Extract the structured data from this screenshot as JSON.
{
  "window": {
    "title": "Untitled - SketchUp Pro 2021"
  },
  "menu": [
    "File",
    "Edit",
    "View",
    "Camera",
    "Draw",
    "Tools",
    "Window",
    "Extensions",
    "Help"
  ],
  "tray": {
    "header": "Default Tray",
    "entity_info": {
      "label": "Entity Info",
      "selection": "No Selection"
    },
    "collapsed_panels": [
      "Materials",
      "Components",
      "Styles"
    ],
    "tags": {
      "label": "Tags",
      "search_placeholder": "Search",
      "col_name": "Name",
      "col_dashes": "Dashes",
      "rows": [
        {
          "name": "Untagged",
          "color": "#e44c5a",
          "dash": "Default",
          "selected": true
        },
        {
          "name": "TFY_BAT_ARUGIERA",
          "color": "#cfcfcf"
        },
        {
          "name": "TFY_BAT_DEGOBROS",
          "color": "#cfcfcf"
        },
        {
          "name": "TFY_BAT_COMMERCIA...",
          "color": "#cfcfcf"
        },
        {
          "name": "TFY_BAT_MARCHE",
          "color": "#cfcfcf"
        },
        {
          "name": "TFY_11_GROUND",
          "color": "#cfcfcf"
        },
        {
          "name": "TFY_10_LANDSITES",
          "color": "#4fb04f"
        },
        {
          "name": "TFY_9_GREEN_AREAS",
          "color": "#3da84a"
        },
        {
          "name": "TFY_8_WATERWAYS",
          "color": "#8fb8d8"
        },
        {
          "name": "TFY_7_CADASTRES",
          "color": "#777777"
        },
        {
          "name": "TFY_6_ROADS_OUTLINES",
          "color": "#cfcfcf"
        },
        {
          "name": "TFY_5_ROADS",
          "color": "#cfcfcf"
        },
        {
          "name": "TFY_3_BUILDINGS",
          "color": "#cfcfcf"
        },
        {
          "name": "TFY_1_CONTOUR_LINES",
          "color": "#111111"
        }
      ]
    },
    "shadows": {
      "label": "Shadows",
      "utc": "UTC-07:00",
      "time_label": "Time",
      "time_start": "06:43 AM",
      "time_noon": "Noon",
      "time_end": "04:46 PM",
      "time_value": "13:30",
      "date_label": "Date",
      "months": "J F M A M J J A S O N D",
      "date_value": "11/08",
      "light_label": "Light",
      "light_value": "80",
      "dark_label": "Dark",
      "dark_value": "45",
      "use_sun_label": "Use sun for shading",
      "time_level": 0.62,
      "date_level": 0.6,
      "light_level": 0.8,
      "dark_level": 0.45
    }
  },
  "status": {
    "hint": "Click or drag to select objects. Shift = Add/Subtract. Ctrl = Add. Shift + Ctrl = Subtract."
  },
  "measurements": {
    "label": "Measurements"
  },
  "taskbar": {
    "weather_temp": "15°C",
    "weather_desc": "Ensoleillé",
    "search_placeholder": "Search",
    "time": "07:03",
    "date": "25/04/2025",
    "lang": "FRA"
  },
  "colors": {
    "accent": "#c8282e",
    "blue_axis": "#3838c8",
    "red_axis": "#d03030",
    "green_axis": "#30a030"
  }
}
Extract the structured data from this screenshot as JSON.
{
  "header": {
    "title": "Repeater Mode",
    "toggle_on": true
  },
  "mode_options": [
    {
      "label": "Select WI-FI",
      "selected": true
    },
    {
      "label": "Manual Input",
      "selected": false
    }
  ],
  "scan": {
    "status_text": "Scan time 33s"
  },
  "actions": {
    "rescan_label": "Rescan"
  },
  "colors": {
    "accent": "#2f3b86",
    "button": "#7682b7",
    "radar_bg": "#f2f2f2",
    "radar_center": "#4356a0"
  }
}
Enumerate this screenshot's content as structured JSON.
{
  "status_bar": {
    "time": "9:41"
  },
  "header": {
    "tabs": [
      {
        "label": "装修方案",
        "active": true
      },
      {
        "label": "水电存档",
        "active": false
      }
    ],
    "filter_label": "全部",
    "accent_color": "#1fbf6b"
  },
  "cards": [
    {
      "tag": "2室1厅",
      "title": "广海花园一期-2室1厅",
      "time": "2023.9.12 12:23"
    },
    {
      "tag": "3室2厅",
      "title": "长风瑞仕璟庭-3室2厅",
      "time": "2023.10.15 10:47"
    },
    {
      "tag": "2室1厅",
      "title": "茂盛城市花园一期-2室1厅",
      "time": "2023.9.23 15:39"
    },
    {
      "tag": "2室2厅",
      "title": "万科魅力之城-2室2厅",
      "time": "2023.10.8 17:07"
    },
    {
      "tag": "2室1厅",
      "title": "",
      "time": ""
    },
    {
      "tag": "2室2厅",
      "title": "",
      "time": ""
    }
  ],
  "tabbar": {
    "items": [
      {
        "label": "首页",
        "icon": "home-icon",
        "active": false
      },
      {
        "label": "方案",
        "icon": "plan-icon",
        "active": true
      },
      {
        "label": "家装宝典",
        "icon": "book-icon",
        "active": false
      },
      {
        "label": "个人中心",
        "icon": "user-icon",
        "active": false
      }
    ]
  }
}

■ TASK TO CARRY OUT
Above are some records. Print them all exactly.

■ ANSWER AREA
Extract the structured data from this screenshot as JSON.
{
  "window": {
    "title": "Untitled - SketchUp Pro 2021"
  },
  "menu": [
    "File",
    "Edit",
    "View",
    "Camera",
    "Draw",
    "Tools",
    "Window",
    "Extensions",
    "Help"
  ],
  "tray": {
    "header": "Default Tray",
    "entity_info": {
      "label": "Entity Info",
      "selection": "No Selection"
    },
    "collapsed_panels": [
      "Materials",
      "Components",
      "Styles"
    ],
    "tags": {
      "label": "Tags",
      "search_placeholder": "Search",
      "col_name": "Name",
      "col_dashes": "Dashes",
      "rows": [
        {
          "name": "Untagged",
          "color": "#e44c5a",
          "dash": "Default",
          "selected": true
        },
        {
          "name": "TFY_BAT_ARUGIERA",
          "color": "#cfcfcf"
        },
        {
          "name": "TFY_BAT_DEGOBROS",
          "color": "#cfcfcf"
        },
        {
          "name": "TFY_BAT_COMMERCIA...",
          "color": "#cfcfcf"
        },
        {
          "name": "TFY_BAT_MARCHE",
          "color": "#cfcfcf"
        },
        {
          "name": "TFY_11_GROUND",
          "color": "#cfcfcf"
        },
        {
          "name": "TFY_10_LANDSITES",
          "color": "#4fb04f"
        },
        {
          "name": "TFY_9_GREEN_AREAS",
          "color": "#3da84a"
        },
        {
          "name": "TFY_8_WATERWAYS",
          "color": "#8fb8d8"
        },
        {
          "name": "TFY_7_CADASTRES",
          "color": "#777777"
        },
        {
          "name": "TFY_6_ROADS_OUTLINES",
          "color": "#cfcfcf"
        },
        {
          "name": "TFY_5_ROADS",
          "color": "#cfcfcf"
        },
        {
          "name": "TFY_3_BUILDINGS",
          "color": "#cfcfcf"
        },
        {
          "name": "TFY_1_CONTOUR_LINES",
          "color": "#111111"
        }
      ]
    },
    "shadows": {
      "label": "Shadows",
      "utc": "UTC-07:00",
      "time_label": "Time",
      "time_start": "06:43 AM",
      "time_noon": "Noon",
      "time_end": "04:46 PM",
      "time_value": "13:30",
      "date_label": "Date",
      "months": "J F M A M J J A S O N D",
      "date_value": "11/08",
      "light_label": "Light",
      "light_value": "80",
      "dark_label": "Dark",
      "dark_value": "45",
      "use_sun_label": "Use sun for shading",
      "time_level": 0.62,
      "date_level": 0.6,
      "light_level": 0.8,
      "dark_level": 0.45
    }
  },
  "status": {
    "hint": "Click or drag to select objects. Shift = Add/Subtract. Ctrl = Add. Shift + Ctrl = Subtract."
  },
  "measurements": {
    "label": "Measurements"
  },
  "taskbar": {
    "weather_temp": "15°C",
    "weather_desc": "Ensoleillé",
    "search_placeholder": "Search",
    "time": "07:03",
    "date": "25/04/2025",
    "lang": "FRA"
  },
  "colors": {
    "accent": "#c8282e",
    "blue_axis": "#3838c8",
    "red_axis": "#d03030",
    "green_axis": "#30a030"
  }
}
Extract the structured data from this screenshot as JSON.
{
  "header": {
    "title": "Repeater Mode",
    "toggle_on": true
  },
  "mode_options": [
    {
      "label": "Select WI-FI",
      "selected": true
    },
    {
      "label": "Manual Input",
      "selected": false
    }
  ],
  "scan": {
    "status_text": "Scan time 33s"
  },
  "actions": {
    "rescan_label": "Rescan"
  },
  "colors": {
    "accent": "#2f3b86",
    "button": "#7682b7",
    "radar_bg": "#f2f2f2",
    "radar_center": "#4356a0"
  }
}
Enumerate this screenshot's content as structured JSON.
{
  "status_bar": {
    "time": "9:41"
  },
  "header": {
    "tabs": [
      {
        "label": "装修方案",
        "active": true
      },
      {
        "label": "水电存档",
        "active": false
      }
    ],
    "filter_label": "全部",
    "accent_color": "#1fbf6b"
  },
  "cards": [
    {
      "tag": "2室1厅",
      "title": "广海花园一期-2室1厅",
      "time": "2023.9.12 12:23"
    },
    {
      "tag": "3室2厅",
      "title": "长风瑞仕璟庭-3室2厅",
      "time": "2023.10.15 10:47"
    },
    {
      "tag": "2室1厅",
      "title": "茂盛城市花园一期-2室1厅",
      "time": "2023.9.23 15:39"
    },
    {
      "tag": "2室2厅",
      "title": "万科魅力之城-2室2厅",
      "time": "2023.10.8 17:07"
    },
    {
      "tag": "2室1厅",
      "title": "",
      "time": ""
    },
    {
      "tag": "2室2厅",
      "title": "",
      "time": ""
    }
  ],
  "tabbar": {
    "items": [
      {
        "label": "首页",
        "icon": "home-icon",
        "active": false
      },
      {
        "label": "方案",
        "icon": "plan-icon",
        "active": true
      },
      {
        "label": "家装宝典",
        "icon": "book-icon",
        "active": false
      },
      {
        "label": "个人中心",
        "icon": "user-icon",
        "active": false
      }
    ]
  }
}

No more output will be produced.